The cop says, “No–shut it down for the night. You’ve got to go in tomorrow and get a business permit”
The zoning guy, glancing at the cop, echoes him.
I repeat that we’ve got a deadline, they don’t really care. I finally tell them, OK, we’ll shut down for the night, and they head out. On his way out, the zoning guy says “this officer will drive by in a bit. If you’re still in here, there’ll be big trouble.”
I jam my finger on the ‘door close’ button, confused and pissed and unbelieving and turn my back on them.
Now, I’m not proud of what I did next. I came back to Alec and co and told them what had happened and that we had to leave for the night. In retrospect, I’m amazed and ashamed at how thoroughly the cops had beat me mentally, to the point where I’d pass on their orders to other people. I just had this sense that they were fucking with us, but that we somehow were in an illegitimate position and wouldn’t be able to withstand a confrontation.
Fortunately, Alec has a solid head on his shoulders and talked some sense into me, pointing out that we are doing nothing wrong, we have every right to be in our rented space working whenever we want, and that we shouldn’t forgo what we’re working on because of them, nor should we back away from a confrontation here. It took some doing, but I eventually came around and sat hoping, somewhat nervously, for the cops to come back and both nervous and scared about whatever would happen next.
As it turned out, they never came. We stayed there and worked and built robots for the rest of the night without an incident.
I took a few things away from this:
First, I’m upset at myself for backing away from a confrontation. I’m not used to interacting with authority figures–I like to do things behind their backs, and it bugs me that I’m not good at dealing with them face to face. It smacks of passive-agressiveness on my part, and that’s my least favorite personality trait.
Second, cops don’t have our best interests in mind. Why are they bugging us for having a door open? Why are they telling us we have to go home? It’s detrimental to us, and they have no reason or justification for doing it. I didn’t have much trust for cops, but I lost whatever faith I had left in them tonight.

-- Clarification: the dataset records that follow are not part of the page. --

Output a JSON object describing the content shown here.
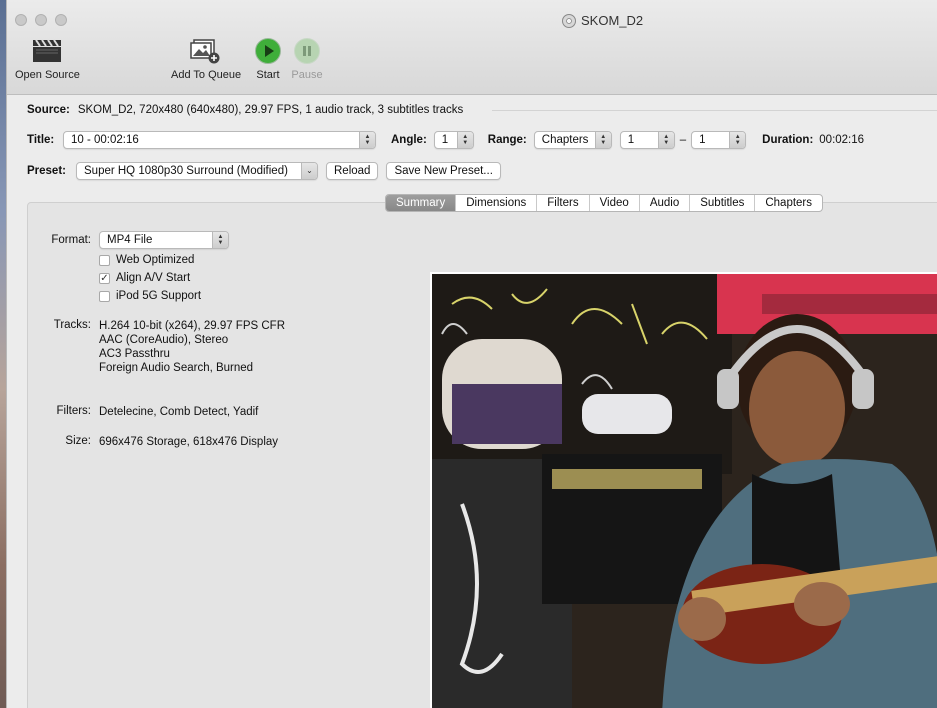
{
  "window": {
    "title": "SKOM_D2"
  },
  "toolbar": {
    "open_source": "Open Source",
    "add_to_queue": "Add To Queue",
    "start": "Start",
    "pause": "Pause"
  },
  "source": {
    "label": "Source:",
    "value": "SKOM_D2, 720x480 (640x480), 29.97 FPS, 1 audio track, 3 subtitles tracks"
  },
  "title_row": {
    "title_label": "Title:",
    "title_value": "10 - 00:02:16",
    "angle_label": "Angle:",
    "angle_value": "1",
    "range_label": "Range:",
    "range_type": "Chapters",
    "range_start": "1",
    "range_dash": "–",
    "range_end": "1",
    "duration_label": "Duration:",
    "duration_value": "00:02:16"
  },
  "preset_row": {
    "label": "Preset:",
    "value": "Super HQ 1080p30 Surround (Modified)",
    "reload": "Reload",
    "save_new": "Save New Preset..."
  },
  "tabs": [
    "Summary",
    "Dimensions",
    "Filters",
    "Video",
    "Audio",
    "Subtitles",
    "Chapters"
  ],
  "summary": {
    "format_label": "Format:",
    "format_value": "MP4 File",
    "options": [
      {
        "label": "Web Optimized",
        "checked": false
      },
      {
        "label": "Align A/V Start",
        "checked": true
      },
      {
        "label": "iPod 5G Support",
        "checked": false
      }
    ],
    "tracks_label": "Tracks:",
    "tracks": [
      "H.264 10-bit (x264), 29.97 FPS CFR",
      "AAC (CoreAudio), Stereo",
      "AC3 Passthru",
      "Foreign Audio Search, Burned"
    ],
    "filters_label": "Filters:",
    "filters_value": "Detelecine, Comb Detect, Yadif",
    "size_label": "Size:",
    "size_value": "696x476 Storage, 618x476 Display"
  },
  "colors": {
    "start_green": "#3fae3a",
    "tab_active": "#8e8e8e"
  }
}
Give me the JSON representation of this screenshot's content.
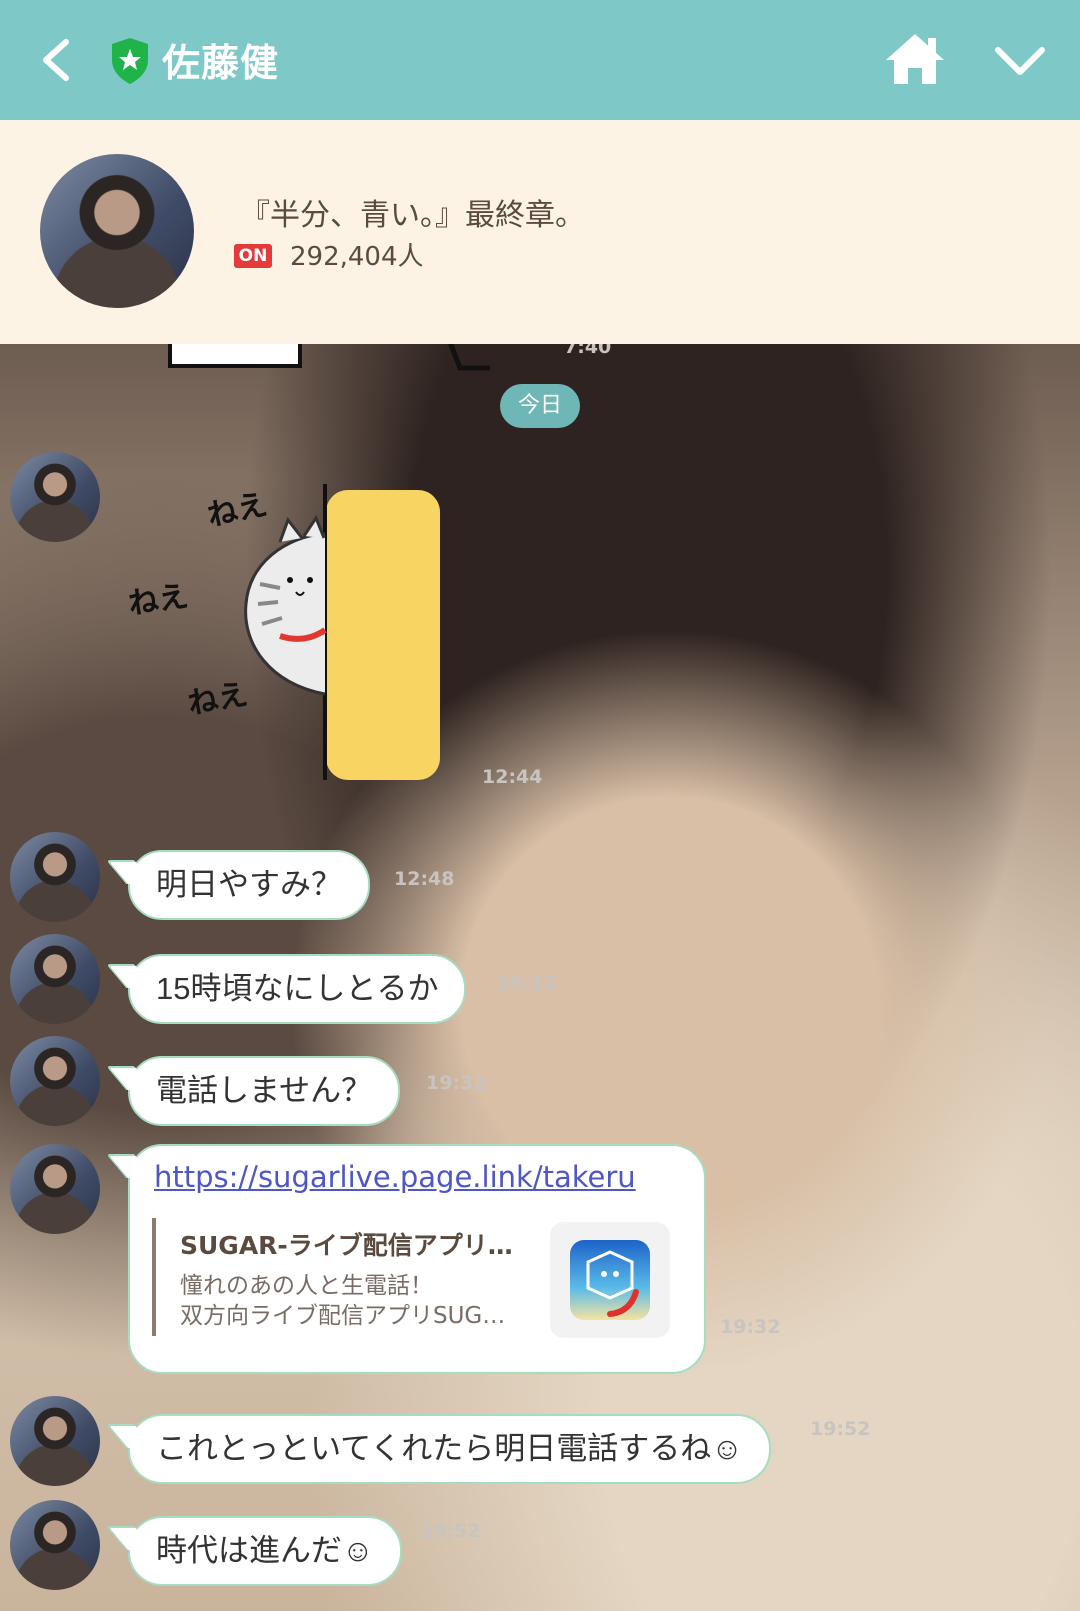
{
  "header": {
    "title": "佐藤健",
    "back_icon": "chevron-left-icon",
    "shield_icon": "verified-shield-icon",
    "home_icon": "home-icon",
    "menu_icon": "chevron-down-icon",
    "bar_color": "#7ec9c8"
  },
  "profile": {
    "status": "『半分、青い。』最終章。",
    "badge": "ON",
    "followers": "292,404人"
  },
  "chat": {
    "top_time": "7:40",
    "date_label": "今日",
    "sticker_time": "12:44",
    "messages": [
      {
        "text": "明日やすみ？",
        "time": "12:48"
      },
      {
        "text": "15時頃なにしとるか",
        "time": "16:12"
      },
      {
        "text": "電話しません？",
        "time": "19:32"
      }
    ],
    "link_message": {
      "url": "https://sugarlive.page.link/takeru",
      "preview_title": "SUGAR-ライブ配信アプリ…",
      "preview_desc1": "憧れのあの人と生電話！",
      "preview_desc2": "双方向ライブ配信アプリSUG…",
      "time": "19:32"
    },
    "messages2": [
      {
        "text": "これとっといてくれたら明日電話するね☺",
        "time": "19:52"
      },
      {
        "text": "時代は進んだ☺",
        "time": "19:52"
      }
    ],
    "bubble_border_color": "#a6dcc0"
  }
}
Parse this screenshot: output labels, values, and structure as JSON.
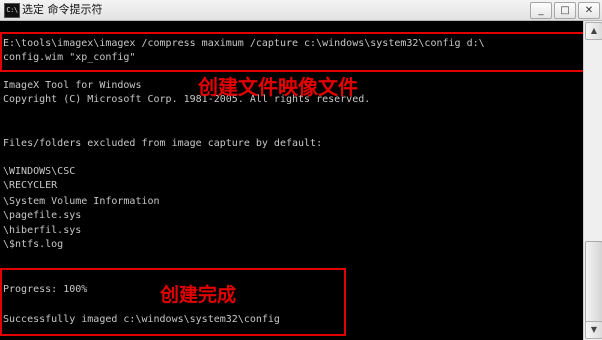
{
  "window": {
    "icon_text": "C:\\",
    "title": "选定 命令提示符",
    "buttons": {
      "minimize": "_",
      "maximize": "□",
      "close": "✕"
    }
  },
  "console": {
    "lines": [
      "E:\\tools\\imagex\\imagex /compress maximum /capture c:\\windows\\system32\\config d:\\",
      "config.wim \"xp_config\"",
      "ImageX Tool for Windows",
      "Copyright (C) Microsoft Corp. 1981-2005. All rights reserved.",
      "Files/folders excluded from image capture by default:",
      "\\WINDOWS\\CSC",
      "\\RECYCLER",
      "\\System Volume Information",
      "\\pagefile.sys",
      "\\hiberfil.sys",
      "\\$ntfs.log",
      "Progress: 100%",
      "Successfully imaged c:\\windows\\system32\\config"
    ]
  },
  "annotations": {
    "create_image_label": "创建文件映像文件",
    "create_done_label": "创建完成"
  },
  "scrollbar": {
    "up_arrow": "▲",
    "down_arrow": "▼"
  },
  "colors": {
    "console_bg": "#000000",
    "console_text": "#c8c8c8",
    "annotation_red": "#e30000"
  }
}
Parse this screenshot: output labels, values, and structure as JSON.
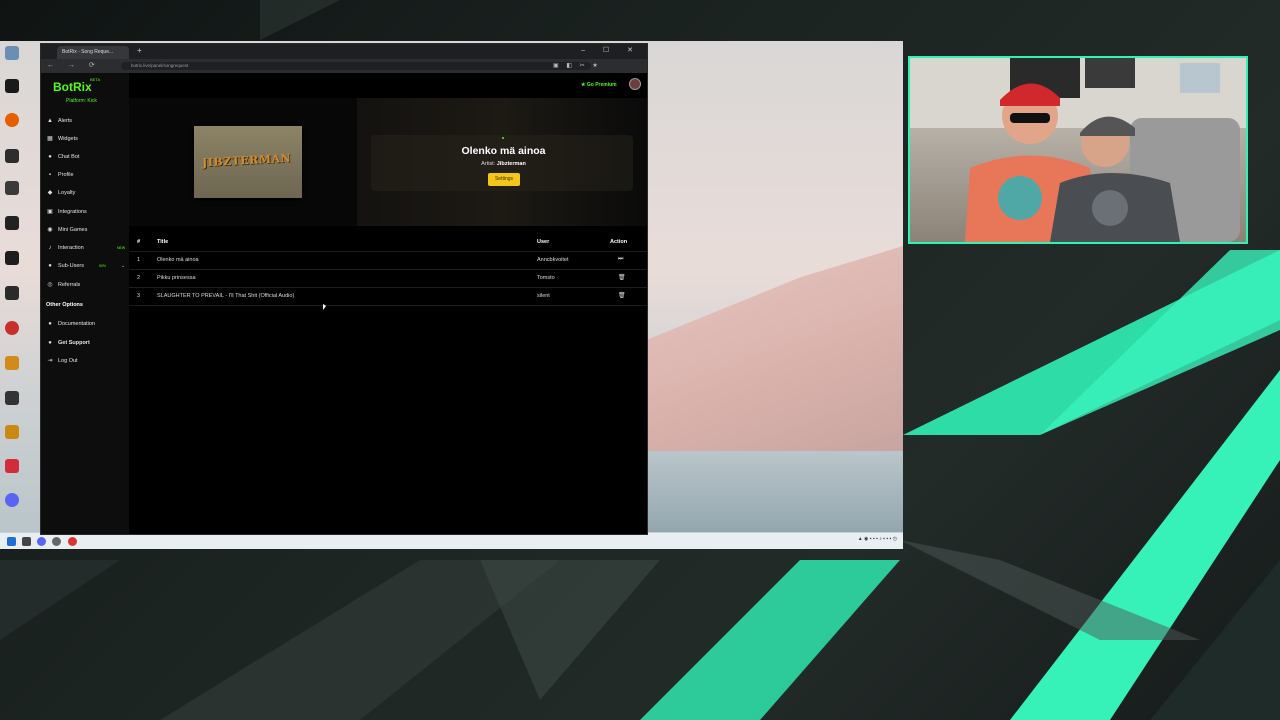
{
  "browser": {
    "tab_title": "BotRix - Song Reque...",
    "new_tab": "+",
    "window_controls": "– ☐ ✕",
    "nav": "← → ⟳",
    "url": "botrix.live/panel/songrequest"
  },
  "app": {
    "logo": "BotRix",
    "logo_badge": "BETA",
    "platform_label": "Platform:",
    "platform_value": "Kick",
    "premium_label": "Go Premium",
    "nav": [
      {
        "label": "Alerts",
        "icon": "alert-icon"
      },
      {
        "label": "Widgets",
        "icon": "widgets-icon"
      },
      {
        "label": "Chat Bot",
        "icon": "chat-icon"
      },
      {
        "label": "Profile",
        "icon": "profile-icon"
      },
      {
        "label": "Loyalty",
        "icon": "loyalty-icon"
      },
      {
        "label": "Integrations",
        "icon": "integrations-icon"
      },
      {
        "label": "Mini Games",
        "icon": "games-icon"
      },
      {
        "label": "Interaction",
        "icon": "music-icon",
        "badge": "NEW"
      },
      {
        "label": "Sub-Users",
        "icon": "users-icon",
        "badge": "50%"
      },
      {
        "label": "Referrals",
        "icon": "referrals-icon"
      }
    ],
    "other_options_title": "Other Options",
    "other_nav": [
      {
        "label": "Documentation"
      },
      {
        "label": "Get Support"
      },
      {
        "label": "Log Out"
      }
    ],
    "now_playing": {
      "cover_text": "JIBZTERMAN",
      "title": "Olenko mä ainoa",
      "artist_label": "Artist:",
      "artist": "Jibzterman",
      "settings_button": "Settings"
    },
    "table": {
      "headers": [
        "#",
        "Title",
        "User",
        "Action"
      ],
      "rows": [
        {
          "num": "1",
          "title": "Olenko mä ainoa",
          "user": "Anncbkvoitet",
          "action": "⏭"
        },
        {
          "num": "2",
          "title": "Pikku prinsessa",
          "user": "Tomsto",
          "action": "🗑"
        },
        {
          "num": "3",
          "title": "SLAUGHTER TO PREVAIL - I'll That Shit (Official Audio)",
          "user": "silent",
          "action": "🗑"
        }
      ]
    }
  },
  "colors": {
    "accent": "#53fc18",
    "settings_button": "#f5c518",
    "cam_border": "#2ff2b4"
  }
}
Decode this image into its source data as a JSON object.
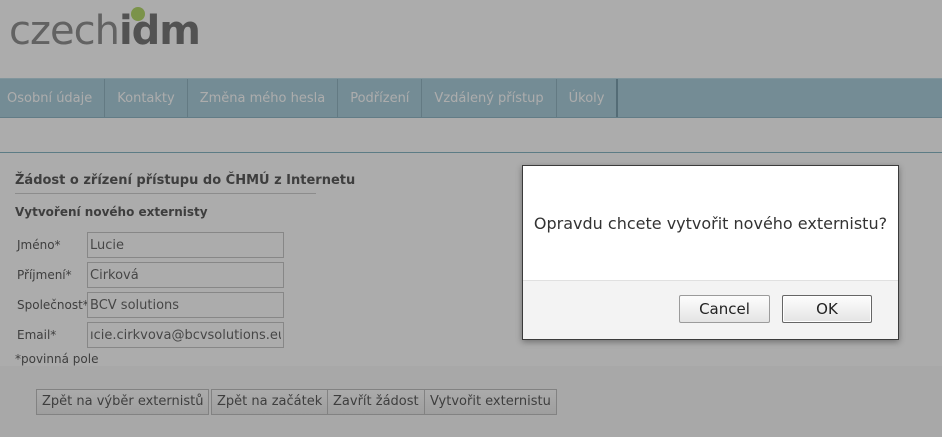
{
  "logo": {
    "part1": "czech",
    "part2": "idm"
  },
  "nav": {
    "items": [
      {
        "label": "Osobní údaje"
      },
      {
        "label": "Kontakty"
      },
      {
        "label": "Změna mého hesla"
      },
      {
        "label": "Podřízení"
      },
      {
        "label": "Vzdálený přístup"
      },
      {
        "label": "Úkoly"
      }
    ]
  },
  "form": {
    "title": "Žádost o zřízení přístupu do ČHMÚ z Internetu",
    "subtitle": "Vytvoření nového externisty",
    "fields": [
      {
        "label": "Jméno*",
        "value": "Lucie"
      },
      {
        "label": "Příjmení*",
        "value": "Cirková"
      },
      {
        "label": "Společnost*",
        "value": "BCV solutions"
      },
      {
        "label": "Email*",
        "value": "ıcie.cirkvova@bcvsolutions.eu"
      }
    ],
    "required_note": "*povinná pole",
    "buttons": {
      "back_to_selection": "Zpět na výběr externistů",
      "back_to_start": "Zpět na začátek",
      "close_request": "Zavřít žádost",
      "create_external": "Vytvořit externistu"
    }
  },
  "dialog": {
    "message": "Opravdu chcete vytvořit nového externistu?",
    "cancel_label": "Cancel",
    "ok_label": "OK"
  }
}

Third–I should never start out talking with a cop in a defensive manner. Browbeating is incredibly effective, and cops are experts at it. They attack any weakness in your personality or demeanor to assert their dominance in a situation. Never again. I’ll react to a cop entering my space with mistrust and suspicion, not open-ness and honesty.
Fourth–blind trust of authority is dangerous as fuck. After our conversation, I was impressed enough with their authority (and their threats) that I was ready to forgo a pretty important thing I was doing in order to comply with their wishes. I need to start cultivating more of a resistance to cops’ ordering me around, because it’s very easy to do what they tell you.
And finally, thinking back over our conversation, it’s ridiculous. To come to someone’s open door, suggest that they have explosives inside, and then force them to leave is such a stupid way to behave. I hate rabid behaviour in anyone, and this smacks of it. And when authority figures are illogical and inconsistent, I get scared and mad as hell. We’re a bunch of kids working with local schools, for chrissake. Isn’t there actual crime to fight at 2am, rather than coming over to fuck with us?
Seriously–you fucking pigs. Get a life. Get out of mine.